RECORDS FOR PROCESSING:

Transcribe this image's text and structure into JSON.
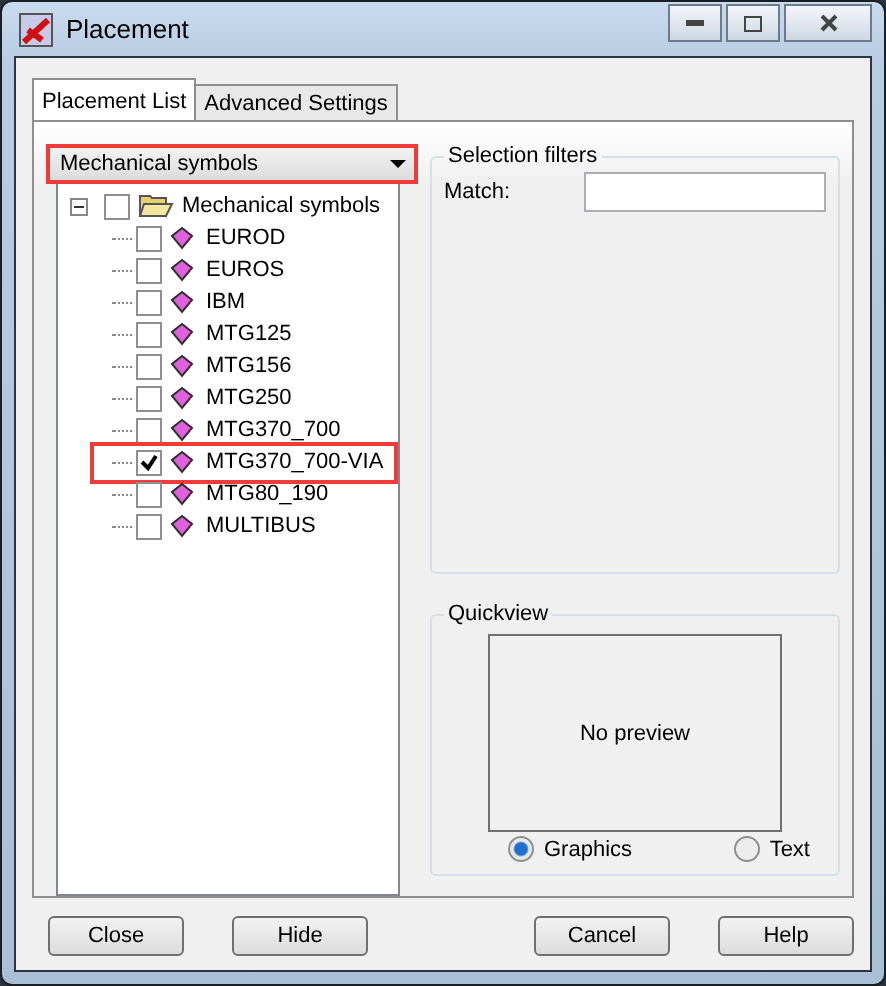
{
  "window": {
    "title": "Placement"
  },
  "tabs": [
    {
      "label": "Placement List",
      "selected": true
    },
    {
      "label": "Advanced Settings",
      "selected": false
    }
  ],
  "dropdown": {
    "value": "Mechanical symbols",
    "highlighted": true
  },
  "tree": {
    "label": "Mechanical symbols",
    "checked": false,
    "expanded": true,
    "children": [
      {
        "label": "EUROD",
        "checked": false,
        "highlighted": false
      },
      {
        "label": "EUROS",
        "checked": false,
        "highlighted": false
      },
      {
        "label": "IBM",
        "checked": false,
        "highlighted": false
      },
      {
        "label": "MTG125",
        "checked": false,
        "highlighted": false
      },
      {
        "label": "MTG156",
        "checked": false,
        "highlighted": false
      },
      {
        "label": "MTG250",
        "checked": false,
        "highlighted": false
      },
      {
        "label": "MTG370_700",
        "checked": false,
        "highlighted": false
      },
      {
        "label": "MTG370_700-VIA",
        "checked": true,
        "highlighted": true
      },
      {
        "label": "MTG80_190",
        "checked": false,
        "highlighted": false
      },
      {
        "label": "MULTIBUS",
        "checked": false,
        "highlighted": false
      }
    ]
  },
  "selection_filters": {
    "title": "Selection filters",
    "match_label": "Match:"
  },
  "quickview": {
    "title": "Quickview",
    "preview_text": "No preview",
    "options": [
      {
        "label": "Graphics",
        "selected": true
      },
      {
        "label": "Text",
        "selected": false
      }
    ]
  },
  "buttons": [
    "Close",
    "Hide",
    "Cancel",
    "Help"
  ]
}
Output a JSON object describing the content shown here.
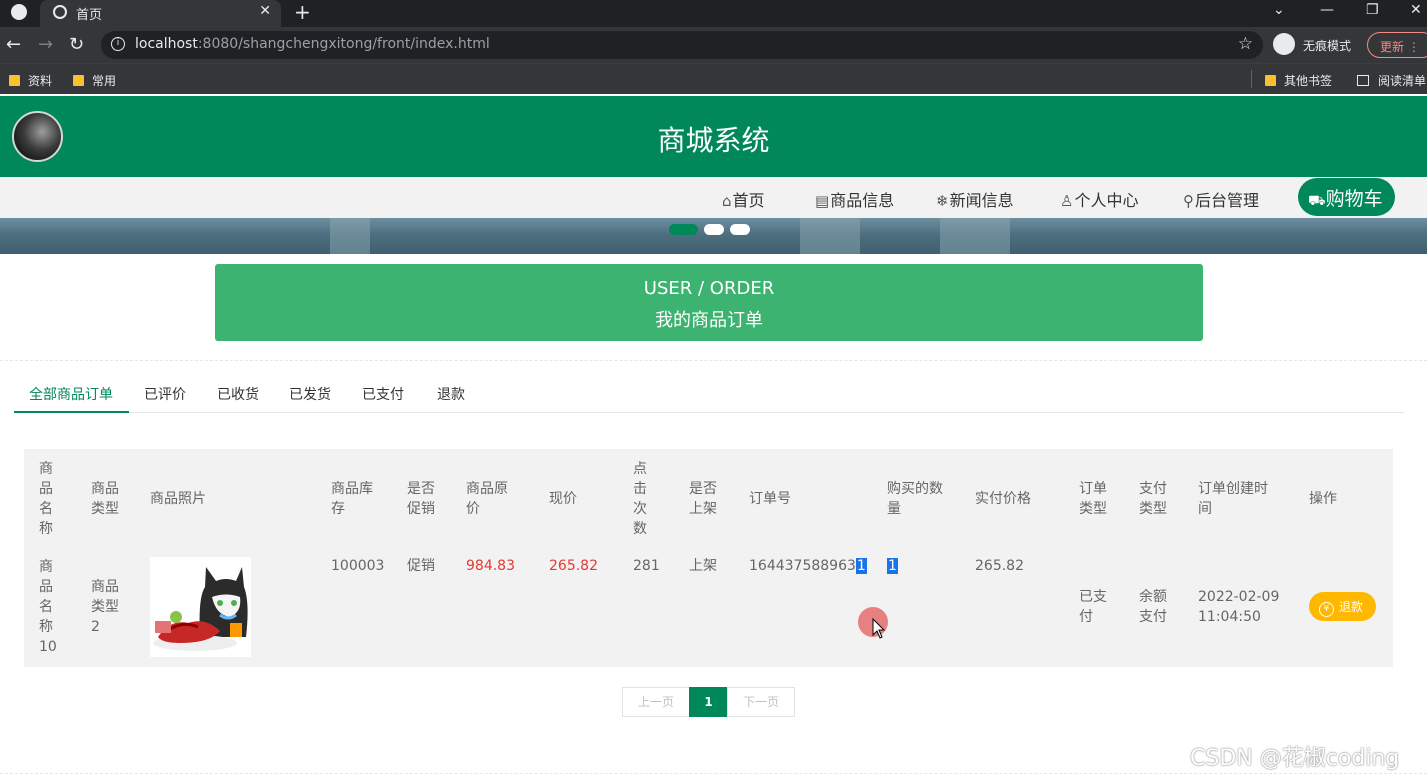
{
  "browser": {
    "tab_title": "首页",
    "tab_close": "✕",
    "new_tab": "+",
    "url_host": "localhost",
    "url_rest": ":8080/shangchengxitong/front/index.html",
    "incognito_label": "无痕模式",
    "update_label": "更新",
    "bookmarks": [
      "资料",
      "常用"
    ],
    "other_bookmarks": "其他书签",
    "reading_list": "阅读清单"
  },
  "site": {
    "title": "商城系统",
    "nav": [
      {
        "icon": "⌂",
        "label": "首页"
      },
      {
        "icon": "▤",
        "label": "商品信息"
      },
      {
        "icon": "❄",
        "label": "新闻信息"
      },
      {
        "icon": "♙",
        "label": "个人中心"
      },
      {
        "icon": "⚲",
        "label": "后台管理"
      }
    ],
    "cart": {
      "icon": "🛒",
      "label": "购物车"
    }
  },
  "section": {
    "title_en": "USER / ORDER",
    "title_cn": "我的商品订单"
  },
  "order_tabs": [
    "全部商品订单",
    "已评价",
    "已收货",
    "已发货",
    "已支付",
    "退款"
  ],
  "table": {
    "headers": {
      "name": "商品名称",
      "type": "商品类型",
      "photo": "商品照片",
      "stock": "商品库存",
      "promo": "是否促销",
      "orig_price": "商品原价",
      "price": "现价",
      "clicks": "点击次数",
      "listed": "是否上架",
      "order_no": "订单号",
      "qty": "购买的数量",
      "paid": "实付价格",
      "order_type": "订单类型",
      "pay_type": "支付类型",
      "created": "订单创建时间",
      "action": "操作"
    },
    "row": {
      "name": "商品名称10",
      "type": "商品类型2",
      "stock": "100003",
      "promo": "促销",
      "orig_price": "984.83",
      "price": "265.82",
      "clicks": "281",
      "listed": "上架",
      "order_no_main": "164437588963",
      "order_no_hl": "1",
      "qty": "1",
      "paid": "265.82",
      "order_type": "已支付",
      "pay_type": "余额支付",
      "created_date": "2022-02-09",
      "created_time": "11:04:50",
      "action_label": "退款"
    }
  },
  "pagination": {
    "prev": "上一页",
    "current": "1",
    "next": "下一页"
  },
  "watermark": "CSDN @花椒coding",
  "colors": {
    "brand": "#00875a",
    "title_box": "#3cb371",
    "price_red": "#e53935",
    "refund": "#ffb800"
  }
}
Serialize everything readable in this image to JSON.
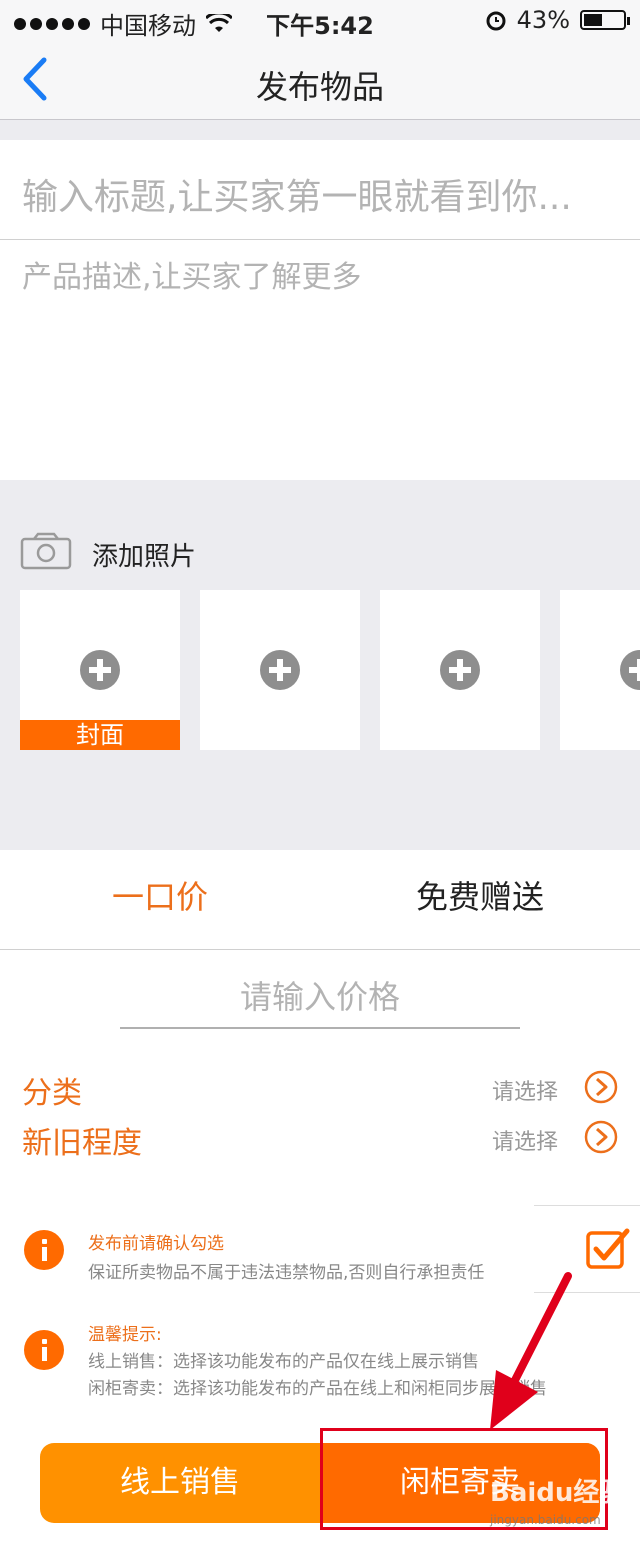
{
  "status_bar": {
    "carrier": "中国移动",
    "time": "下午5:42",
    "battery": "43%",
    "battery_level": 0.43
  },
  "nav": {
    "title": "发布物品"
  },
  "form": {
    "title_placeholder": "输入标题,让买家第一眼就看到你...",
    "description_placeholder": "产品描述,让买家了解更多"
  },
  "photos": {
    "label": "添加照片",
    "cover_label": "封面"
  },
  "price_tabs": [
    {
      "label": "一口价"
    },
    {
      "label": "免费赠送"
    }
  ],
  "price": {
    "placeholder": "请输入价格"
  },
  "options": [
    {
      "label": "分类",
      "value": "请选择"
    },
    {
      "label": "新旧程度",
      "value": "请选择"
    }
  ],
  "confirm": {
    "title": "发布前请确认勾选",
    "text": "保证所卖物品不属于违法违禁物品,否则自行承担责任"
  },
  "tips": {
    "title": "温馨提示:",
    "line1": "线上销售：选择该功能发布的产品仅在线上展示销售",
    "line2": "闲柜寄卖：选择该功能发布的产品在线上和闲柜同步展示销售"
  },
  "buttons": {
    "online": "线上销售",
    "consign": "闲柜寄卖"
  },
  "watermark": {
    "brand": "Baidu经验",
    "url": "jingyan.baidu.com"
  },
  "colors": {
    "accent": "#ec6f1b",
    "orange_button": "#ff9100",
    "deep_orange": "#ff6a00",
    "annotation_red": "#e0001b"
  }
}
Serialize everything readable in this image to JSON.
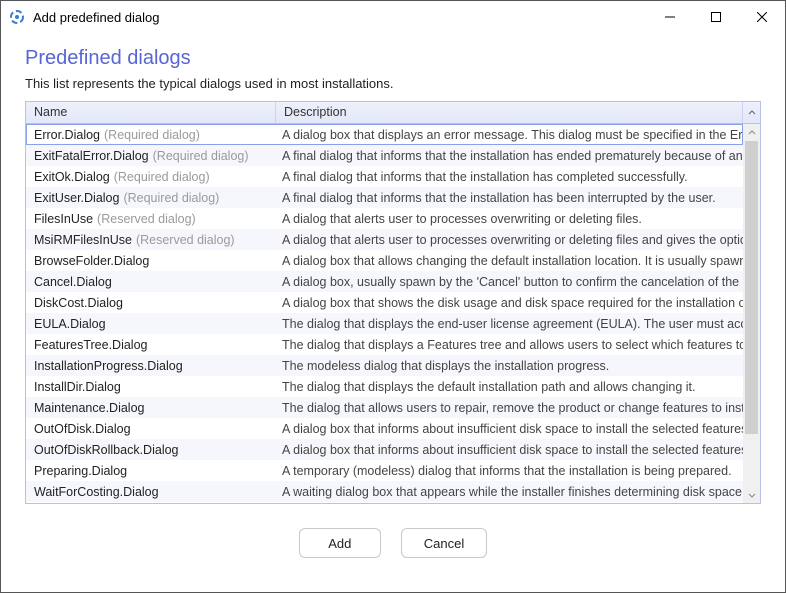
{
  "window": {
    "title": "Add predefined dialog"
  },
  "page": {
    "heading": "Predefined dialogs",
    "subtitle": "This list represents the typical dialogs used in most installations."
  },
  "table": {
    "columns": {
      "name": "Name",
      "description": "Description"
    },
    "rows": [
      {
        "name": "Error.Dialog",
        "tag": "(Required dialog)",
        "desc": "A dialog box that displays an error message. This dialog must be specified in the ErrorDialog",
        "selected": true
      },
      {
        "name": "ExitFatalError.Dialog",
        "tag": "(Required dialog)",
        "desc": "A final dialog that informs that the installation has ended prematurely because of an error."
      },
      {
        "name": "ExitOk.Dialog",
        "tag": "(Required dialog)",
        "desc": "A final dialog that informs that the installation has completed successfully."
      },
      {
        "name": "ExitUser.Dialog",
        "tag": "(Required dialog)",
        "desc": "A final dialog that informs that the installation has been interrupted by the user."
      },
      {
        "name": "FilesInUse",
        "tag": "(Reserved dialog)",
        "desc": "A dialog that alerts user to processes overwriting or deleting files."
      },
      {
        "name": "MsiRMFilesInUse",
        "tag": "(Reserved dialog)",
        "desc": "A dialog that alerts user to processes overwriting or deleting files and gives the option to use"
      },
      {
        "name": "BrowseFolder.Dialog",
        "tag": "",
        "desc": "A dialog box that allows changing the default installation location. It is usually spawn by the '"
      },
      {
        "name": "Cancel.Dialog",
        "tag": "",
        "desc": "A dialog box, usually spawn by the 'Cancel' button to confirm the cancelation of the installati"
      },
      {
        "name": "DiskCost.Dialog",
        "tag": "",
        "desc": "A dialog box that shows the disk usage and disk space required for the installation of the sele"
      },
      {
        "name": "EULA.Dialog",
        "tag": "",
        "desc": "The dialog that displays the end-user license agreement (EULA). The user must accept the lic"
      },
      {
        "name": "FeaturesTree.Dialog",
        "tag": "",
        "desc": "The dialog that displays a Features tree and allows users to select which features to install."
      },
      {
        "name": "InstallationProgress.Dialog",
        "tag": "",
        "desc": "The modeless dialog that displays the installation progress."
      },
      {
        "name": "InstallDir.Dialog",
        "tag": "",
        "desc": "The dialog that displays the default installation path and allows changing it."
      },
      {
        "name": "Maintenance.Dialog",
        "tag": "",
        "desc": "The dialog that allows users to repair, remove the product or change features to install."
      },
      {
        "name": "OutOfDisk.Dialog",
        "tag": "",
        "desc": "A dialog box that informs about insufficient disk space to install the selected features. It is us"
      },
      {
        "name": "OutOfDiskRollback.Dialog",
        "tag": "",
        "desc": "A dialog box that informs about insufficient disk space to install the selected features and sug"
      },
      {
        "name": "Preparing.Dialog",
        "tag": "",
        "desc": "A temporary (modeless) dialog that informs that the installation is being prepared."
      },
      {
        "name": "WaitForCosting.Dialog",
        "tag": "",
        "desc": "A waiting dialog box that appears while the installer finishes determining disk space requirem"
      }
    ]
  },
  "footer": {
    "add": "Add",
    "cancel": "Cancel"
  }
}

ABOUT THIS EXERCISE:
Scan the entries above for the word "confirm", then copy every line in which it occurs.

ANSWER SECTION:
  "confirm": {
        "desc": "A dialog box, usually spawn by the 'Cancel' button to confirm the cancelation of the installati"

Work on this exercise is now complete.